2011 is shaping up to be the year of the EVIL mirrorless cameras. It started two years ago with the Panasonic G1 using Micro Four Thirds system jointly developed with Olympus. Since then, progress had been slow until 2010. One reason was that the cameras and lenses are quite expensive compared to conventional digital cameras. Now competitors are available from other companies such as Sony with their NEX 3 and NEX 5, and Samsung with their NX10 and NX100. In the meantime, Pansonic have upped the game with the GF2, G2 and GH2, and Olympus have just introduced the ELP-2 as an upgrade to its popular ELP-1. Pentax has just recent introduced the Pentax Q system and Nikon has followed suit with the Nikon 1. The share of mirrorless cameras have gone up substantially as a result and industry watchers are waiting to see how Canon will respond. This is definitely going to be a very interesting year.

Mirrorless cameras can be divided into two design classes.

1. Have a traditional SLR appearance with a built in electronic viewfinder in the pentaprism.
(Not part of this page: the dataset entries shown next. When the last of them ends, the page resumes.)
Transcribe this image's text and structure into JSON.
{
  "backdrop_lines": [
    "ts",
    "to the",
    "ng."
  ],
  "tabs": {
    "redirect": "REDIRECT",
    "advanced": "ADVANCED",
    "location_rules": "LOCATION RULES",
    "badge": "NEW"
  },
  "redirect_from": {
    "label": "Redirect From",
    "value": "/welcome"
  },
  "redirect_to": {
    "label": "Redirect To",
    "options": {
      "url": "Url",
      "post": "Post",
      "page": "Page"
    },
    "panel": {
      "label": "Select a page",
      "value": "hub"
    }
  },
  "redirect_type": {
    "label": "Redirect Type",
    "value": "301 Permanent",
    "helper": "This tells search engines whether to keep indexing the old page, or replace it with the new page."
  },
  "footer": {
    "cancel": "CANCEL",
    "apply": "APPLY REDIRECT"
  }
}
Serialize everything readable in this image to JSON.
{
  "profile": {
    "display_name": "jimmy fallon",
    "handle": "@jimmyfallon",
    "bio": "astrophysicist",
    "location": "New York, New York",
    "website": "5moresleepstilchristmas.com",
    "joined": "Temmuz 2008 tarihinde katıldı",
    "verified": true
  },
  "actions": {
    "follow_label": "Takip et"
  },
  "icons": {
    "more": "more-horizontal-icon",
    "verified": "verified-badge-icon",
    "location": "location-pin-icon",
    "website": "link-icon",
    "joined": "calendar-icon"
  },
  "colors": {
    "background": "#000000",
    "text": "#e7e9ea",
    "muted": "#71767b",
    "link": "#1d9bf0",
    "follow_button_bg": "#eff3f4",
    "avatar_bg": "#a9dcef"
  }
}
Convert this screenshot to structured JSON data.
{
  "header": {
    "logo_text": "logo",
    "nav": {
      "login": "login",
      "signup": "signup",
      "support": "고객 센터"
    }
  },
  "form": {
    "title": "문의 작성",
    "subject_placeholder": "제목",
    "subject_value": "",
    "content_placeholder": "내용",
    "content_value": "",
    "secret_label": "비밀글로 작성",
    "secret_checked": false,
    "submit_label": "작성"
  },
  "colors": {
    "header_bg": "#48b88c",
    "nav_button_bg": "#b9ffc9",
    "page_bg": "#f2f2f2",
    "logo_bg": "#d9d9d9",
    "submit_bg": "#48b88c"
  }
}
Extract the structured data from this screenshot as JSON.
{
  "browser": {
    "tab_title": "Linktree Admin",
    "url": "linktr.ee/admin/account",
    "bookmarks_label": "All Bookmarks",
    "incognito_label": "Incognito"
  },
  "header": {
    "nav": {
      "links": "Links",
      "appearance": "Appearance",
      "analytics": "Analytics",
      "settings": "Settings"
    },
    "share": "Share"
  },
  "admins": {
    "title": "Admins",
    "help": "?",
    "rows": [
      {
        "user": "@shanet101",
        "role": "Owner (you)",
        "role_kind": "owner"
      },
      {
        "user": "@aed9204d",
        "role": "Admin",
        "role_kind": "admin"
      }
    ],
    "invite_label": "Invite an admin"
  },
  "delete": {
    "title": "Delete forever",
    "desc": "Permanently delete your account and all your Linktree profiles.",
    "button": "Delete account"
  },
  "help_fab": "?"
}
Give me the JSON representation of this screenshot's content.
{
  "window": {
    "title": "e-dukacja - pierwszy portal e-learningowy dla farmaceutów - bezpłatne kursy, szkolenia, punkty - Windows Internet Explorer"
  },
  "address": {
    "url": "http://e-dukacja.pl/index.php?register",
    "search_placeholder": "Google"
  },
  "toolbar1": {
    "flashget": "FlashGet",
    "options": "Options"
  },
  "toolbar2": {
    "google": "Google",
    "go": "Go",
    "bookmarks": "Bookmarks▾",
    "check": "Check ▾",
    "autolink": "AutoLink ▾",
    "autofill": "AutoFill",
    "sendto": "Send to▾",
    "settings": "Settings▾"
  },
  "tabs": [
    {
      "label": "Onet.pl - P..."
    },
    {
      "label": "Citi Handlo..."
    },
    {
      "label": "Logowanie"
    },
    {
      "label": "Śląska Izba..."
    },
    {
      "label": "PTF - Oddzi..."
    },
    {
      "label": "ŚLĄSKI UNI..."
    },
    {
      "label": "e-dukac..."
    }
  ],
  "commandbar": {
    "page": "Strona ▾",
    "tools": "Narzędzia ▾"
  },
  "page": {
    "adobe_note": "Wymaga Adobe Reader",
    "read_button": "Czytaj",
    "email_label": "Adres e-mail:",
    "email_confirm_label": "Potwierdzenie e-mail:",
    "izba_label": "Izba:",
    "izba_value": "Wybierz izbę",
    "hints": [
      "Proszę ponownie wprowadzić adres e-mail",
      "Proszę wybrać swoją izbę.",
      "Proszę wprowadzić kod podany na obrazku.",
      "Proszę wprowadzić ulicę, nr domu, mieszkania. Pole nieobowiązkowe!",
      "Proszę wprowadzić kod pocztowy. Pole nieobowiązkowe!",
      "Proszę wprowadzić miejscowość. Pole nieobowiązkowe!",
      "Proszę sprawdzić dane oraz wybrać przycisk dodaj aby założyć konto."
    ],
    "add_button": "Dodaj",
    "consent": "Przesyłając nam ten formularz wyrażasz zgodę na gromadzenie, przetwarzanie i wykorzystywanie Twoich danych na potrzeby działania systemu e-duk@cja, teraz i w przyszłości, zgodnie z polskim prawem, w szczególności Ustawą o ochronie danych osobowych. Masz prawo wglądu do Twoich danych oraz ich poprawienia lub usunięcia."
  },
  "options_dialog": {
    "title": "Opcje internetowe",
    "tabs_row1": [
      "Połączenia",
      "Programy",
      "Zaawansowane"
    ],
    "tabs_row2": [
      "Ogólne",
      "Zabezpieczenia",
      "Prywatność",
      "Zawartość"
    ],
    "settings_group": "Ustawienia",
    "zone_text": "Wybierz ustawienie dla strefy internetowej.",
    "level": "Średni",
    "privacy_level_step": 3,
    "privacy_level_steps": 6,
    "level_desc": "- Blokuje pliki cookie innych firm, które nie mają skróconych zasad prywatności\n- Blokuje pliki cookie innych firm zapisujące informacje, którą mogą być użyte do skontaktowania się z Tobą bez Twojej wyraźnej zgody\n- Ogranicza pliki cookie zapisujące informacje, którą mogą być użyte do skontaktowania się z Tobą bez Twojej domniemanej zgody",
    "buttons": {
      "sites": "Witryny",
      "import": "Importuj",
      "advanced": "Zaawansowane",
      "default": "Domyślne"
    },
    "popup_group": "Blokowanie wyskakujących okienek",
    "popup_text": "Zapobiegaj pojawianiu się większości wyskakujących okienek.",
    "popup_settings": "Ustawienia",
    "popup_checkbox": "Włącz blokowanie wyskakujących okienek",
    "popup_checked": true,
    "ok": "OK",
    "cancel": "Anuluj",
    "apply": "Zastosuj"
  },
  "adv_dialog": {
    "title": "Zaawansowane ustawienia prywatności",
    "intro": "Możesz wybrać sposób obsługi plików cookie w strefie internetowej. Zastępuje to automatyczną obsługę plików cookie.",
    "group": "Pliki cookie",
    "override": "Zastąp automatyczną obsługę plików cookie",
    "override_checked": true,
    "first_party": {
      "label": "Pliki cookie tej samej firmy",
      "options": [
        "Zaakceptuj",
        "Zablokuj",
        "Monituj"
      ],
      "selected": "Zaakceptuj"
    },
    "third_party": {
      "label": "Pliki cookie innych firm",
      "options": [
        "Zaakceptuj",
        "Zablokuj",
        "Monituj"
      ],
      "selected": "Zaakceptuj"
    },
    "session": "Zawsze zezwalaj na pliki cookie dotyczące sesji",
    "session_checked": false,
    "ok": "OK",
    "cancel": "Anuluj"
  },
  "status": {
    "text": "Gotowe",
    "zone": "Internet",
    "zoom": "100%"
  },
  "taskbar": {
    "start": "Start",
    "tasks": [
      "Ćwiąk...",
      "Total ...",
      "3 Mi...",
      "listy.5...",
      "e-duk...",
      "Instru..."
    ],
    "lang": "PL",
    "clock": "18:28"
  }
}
Examples of this include the Panasonic G1, G2, G10, GH1, GH2, and the Samsung NX 10. On the whole they offer more features and performance but they are just smaller in size than the smallest tradditional SLRs

2. Have a compact camera appearance that takes inspiration from traditional rangefinder cameras like the Leica M series. They do not have a built in electronic viewfinder although one can usually be purchased at an additional price. They are now much smaller and portable than traditional SLRs. Examples include the Olmpus PEN series, Panasonic GF1 and GF2, Samsung NEX 100, and Sony NEX 3 and NEX 5.

On the whole, it is the second smaller group that is much more popular than the first. This is the group of cameras we recommend.

Digital Cameras Guide 2018